Related Stories

Research team finds new explanatory approach for pedophilia

February 22, 2018
Why some adults develop a sexual interest in children is scientifically not yet fully understood. A research team from the Institute of Sexual Medicine and Forensic Psychiatry and Psychotherapy at Kiel University and the ...

What are chronophilias?

January 26, 2018
Mr. Smith was a 27-year-old man referred for psychological treatment after sexually offending against a 13-year-old boy. He initially denied the charge, but eventually admitted to sexually abusing multiple youth. He later ...

Can brain scans be used to detect pedophiles?

October 7, 2011
( -- A new study published in the Archives of General Psychiatry describes how the use of functional Magnetic Resonance Imagery, or fMRI, is able to detect and diagnose pedophilia with greater accuracy than current ...

Many researchers taking a different view of pedophilia

January 21, 2013
As a young boy, Paul Christiano loved the world of girls - the way they danced, how their spindly bodies tumbled in gymnastics. In adolescence, as other boys ogled classmates, he was troubled to find himself fantasizing about ...

Study uncovers brain changes in offending pedophiles

October 24, 2016
New research reveals that certain alterations in the brain may be present in pedophiles, with differences between hands-on offenders and those who have not sexually offended against children.

Pedophiles more likely to have physical irregularities

June 10, 2015
New research suggests pedophiles are more likely to have superficial facial flaws, known as Minor Physical Anomalies (MPAs). They are also more likely to be left-handed, says Fiona Dyshniku of the University of Windsor in ...

Recommended for you

Human 'chimeric' cells restore crucial protein in Duchenne muscular dystrophy

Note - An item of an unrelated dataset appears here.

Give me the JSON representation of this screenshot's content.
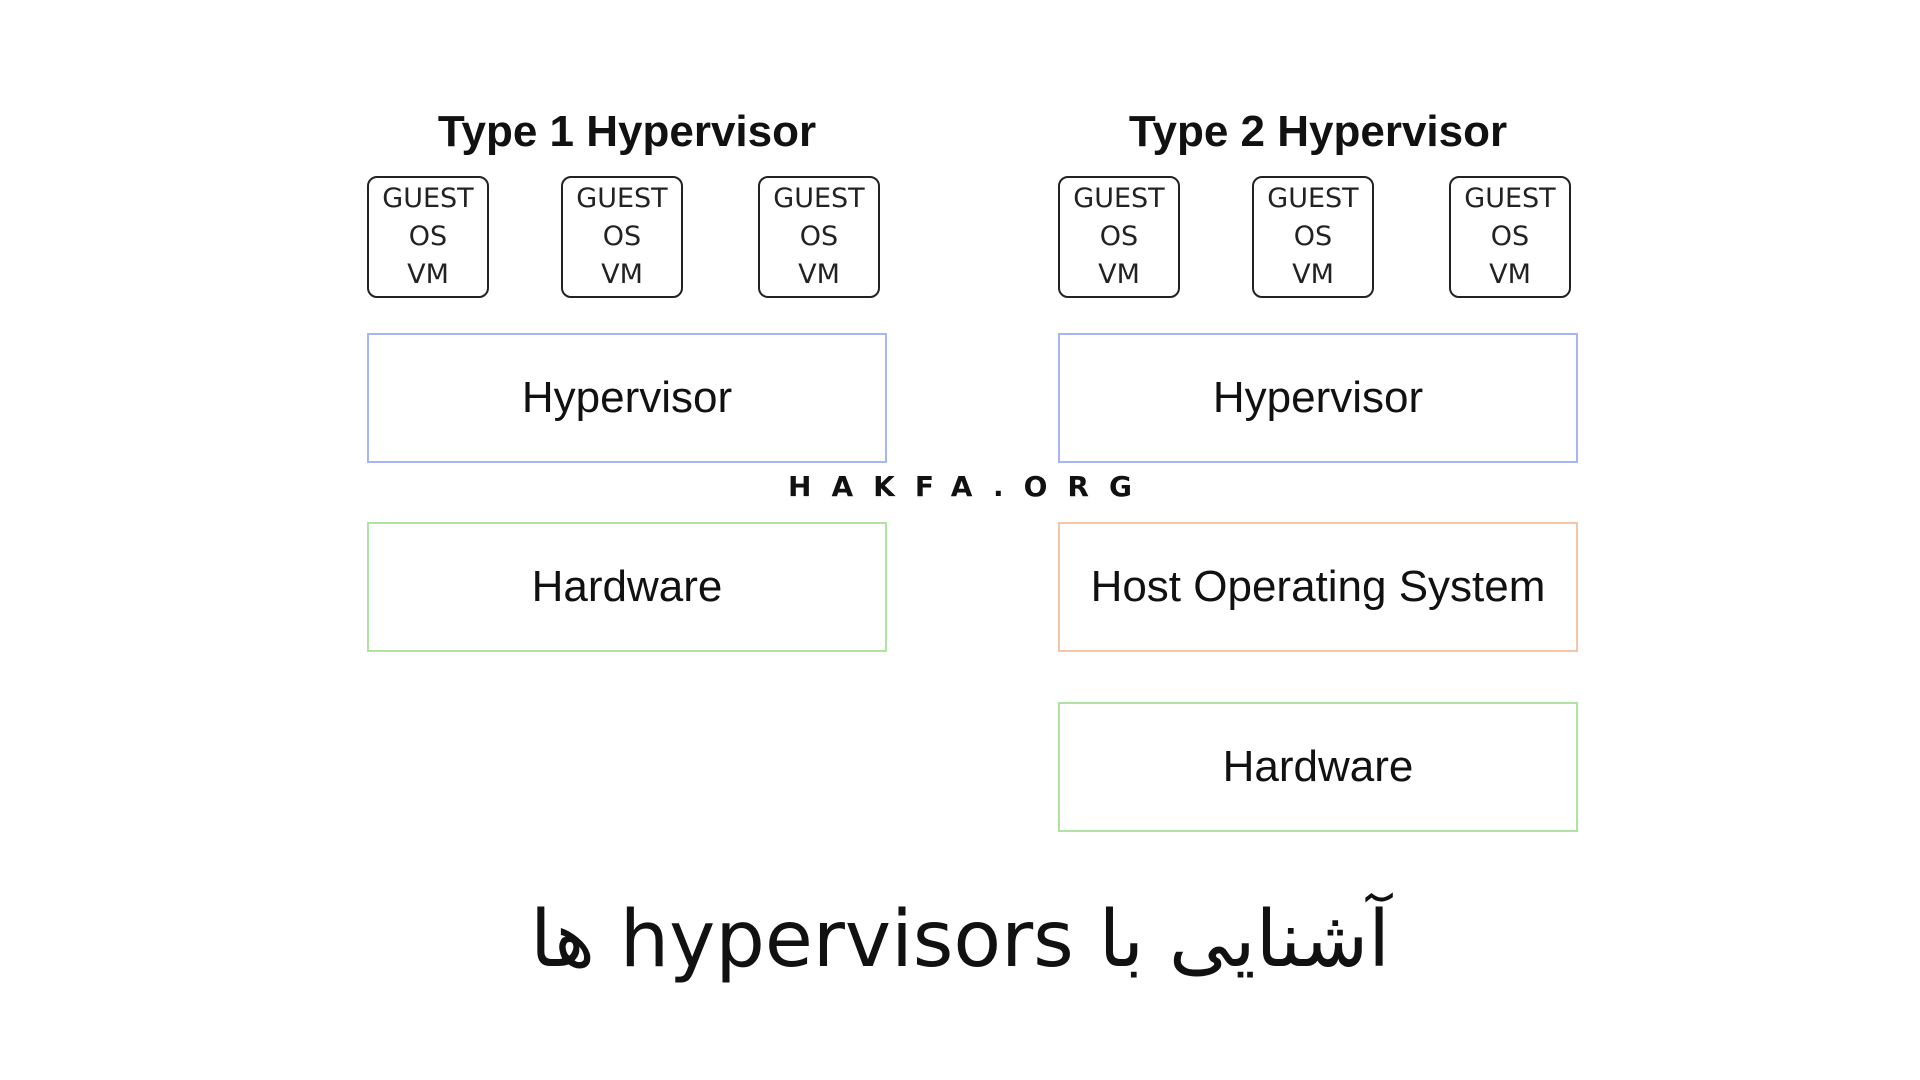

March 16, 2018
Cells made by fusing a normal human muscle cell with a muscle cell from a person with Duchenne muscular dystrophy —a rare but fatal form of muscular dystrophy—were able to significantly improve muscle function when implanted ...

Democratizing science: Researchers make neuroscience experiments easier to share, reproduce

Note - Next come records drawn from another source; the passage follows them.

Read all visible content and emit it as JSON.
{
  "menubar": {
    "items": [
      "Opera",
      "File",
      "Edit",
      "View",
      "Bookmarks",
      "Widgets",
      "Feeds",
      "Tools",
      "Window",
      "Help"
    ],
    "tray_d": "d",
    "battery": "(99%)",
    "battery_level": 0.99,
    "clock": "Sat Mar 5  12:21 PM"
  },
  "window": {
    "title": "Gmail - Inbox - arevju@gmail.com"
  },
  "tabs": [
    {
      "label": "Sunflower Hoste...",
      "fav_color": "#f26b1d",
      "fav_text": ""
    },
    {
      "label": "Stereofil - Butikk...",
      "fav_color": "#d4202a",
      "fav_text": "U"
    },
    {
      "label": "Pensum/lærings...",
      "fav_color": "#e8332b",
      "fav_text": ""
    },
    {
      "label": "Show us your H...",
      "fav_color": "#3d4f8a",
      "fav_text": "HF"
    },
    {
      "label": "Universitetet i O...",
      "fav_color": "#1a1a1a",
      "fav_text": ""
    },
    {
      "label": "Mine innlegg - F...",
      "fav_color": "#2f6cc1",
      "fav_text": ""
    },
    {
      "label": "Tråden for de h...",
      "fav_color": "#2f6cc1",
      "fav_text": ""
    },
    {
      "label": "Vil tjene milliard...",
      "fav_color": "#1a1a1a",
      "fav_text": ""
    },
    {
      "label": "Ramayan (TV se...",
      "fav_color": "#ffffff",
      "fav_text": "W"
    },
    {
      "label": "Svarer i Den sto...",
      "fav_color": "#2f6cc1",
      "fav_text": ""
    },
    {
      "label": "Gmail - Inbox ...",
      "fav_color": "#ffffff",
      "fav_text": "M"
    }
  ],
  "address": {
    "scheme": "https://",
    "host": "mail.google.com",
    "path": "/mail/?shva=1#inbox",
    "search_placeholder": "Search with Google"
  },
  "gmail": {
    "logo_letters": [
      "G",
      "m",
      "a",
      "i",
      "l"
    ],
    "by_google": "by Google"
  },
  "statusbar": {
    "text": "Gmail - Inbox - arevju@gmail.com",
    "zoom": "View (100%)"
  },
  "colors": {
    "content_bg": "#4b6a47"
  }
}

March 16, 2018
Over the past few years, scientists have faced a problem: They often cannot reproduce the results of experiments done by themselves or their peers.

Team develops 3-D tissue model of a developing human heart

March 16, 2018
The heart is the first organ to develop in the womb and the first cause of concern for many parents.

Genetic variant discovery to help asthma sufferers

March 16, 2018
Research from the University of Liverpool, published today in Lancet Respiratory Medicine, identifies a genetic variant that could improve the safety and effectiveness of corticosteroids, drugs that are used to treat a range ...

Researchers say use of artificial intelligence in medicine raises ethical questions

March 15, 2018
In a perspective piece, Stanford researchers discuss the ethical implications of using machine-learning tools in making health care decisions for patients.

Study identifies potential drug for treatment of debilitating inherited neurological disease

March 15, 2018
St. Jude Children's Research Hospital scientists have demonstrated in mouse studies that the neurological disease spinal bulbar muscular atrophy (SBMA) can be successfully treated with drugs. The finding paves the way for ...

1 comment

Adjust slider to filter visible comments by rank

Display comments: newest first

not rated yet Dec 01, 2007
Is it possible this has links to other realms of sexuality that deviate from the norm? If this lack of brain tissue causes some to mistakenly form bonds of sexual attraction with children, could it in other cases cause people to form attractions to the same sex, or animals or other oddities?

Why does it cause them to form an attraction to children? Does it always default to children? Or could they have this condition but through lucky circumstances still find themselves attracted to the opposite sex of their age group?

Please sign in to add a comment. Registration is free, and takes less than a minute. Read more

Click here to reset your password.
Sign in to get notified via email when new comments are made.